- **What needs to be done**: Your answer should hold every line of the records below that contains the string "title".

--- Input ---

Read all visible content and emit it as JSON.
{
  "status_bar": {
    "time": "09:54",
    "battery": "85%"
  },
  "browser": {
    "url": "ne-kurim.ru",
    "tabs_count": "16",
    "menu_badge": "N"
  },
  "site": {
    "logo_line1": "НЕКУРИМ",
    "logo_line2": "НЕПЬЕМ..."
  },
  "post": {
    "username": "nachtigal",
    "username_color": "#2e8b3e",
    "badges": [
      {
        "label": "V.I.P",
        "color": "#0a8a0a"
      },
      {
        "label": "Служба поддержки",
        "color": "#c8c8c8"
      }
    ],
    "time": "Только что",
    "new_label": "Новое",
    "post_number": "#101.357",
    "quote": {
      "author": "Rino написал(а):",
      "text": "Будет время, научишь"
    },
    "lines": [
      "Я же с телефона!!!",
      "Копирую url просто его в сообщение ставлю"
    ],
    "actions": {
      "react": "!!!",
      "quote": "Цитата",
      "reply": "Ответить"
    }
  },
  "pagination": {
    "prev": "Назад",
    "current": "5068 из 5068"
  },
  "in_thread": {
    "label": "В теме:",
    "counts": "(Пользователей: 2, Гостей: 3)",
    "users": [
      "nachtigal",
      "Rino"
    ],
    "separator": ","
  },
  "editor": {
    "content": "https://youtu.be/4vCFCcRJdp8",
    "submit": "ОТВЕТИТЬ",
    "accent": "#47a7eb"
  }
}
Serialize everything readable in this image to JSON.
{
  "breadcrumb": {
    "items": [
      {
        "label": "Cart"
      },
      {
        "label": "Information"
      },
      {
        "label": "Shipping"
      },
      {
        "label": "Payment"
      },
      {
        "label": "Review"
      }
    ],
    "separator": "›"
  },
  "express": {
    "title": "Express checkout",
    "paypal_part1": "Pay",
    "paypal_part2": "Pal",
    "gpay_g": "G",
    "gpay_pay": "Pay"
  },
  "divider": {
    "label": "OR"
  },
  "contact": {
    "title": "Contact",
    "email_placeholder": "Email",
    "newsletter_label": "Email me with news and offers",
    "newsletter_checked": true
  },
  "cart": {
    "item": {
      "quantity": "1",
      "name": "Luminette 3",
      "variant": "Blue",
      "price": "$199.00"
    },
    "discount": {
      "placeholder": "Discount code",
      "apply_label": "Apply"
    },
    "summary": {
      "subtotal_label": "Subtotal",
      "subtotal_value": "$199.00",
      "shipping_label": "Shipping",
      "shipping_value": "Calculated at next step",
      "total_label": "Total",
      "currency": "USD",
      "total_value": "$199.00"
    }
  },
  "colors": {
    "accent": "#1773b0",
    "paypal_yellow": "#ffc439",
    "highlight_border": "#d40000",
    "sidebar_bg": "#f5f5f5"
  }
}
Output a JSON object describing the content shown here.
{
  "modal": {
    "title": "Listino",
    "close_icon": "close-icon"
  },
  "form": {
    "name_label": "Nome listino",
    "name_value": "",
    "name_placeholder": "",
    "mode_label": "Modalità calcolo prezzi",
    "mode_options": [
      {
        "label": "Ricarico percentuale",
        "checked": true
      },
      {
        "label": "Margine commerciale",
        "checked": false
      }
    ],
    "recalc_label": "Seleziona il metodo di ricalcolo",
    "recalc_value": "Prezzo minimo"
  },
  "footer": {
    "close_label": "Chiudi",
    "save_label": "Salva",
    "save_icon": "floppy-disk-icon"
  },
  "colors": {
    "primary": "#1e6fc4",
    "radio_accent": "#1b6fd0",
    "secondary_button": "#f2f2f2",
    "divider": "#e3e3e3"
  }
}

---

- **Solution to the problem**:
    "title": "Express checkout",
    "title": "Contact",
    "title": "Listino",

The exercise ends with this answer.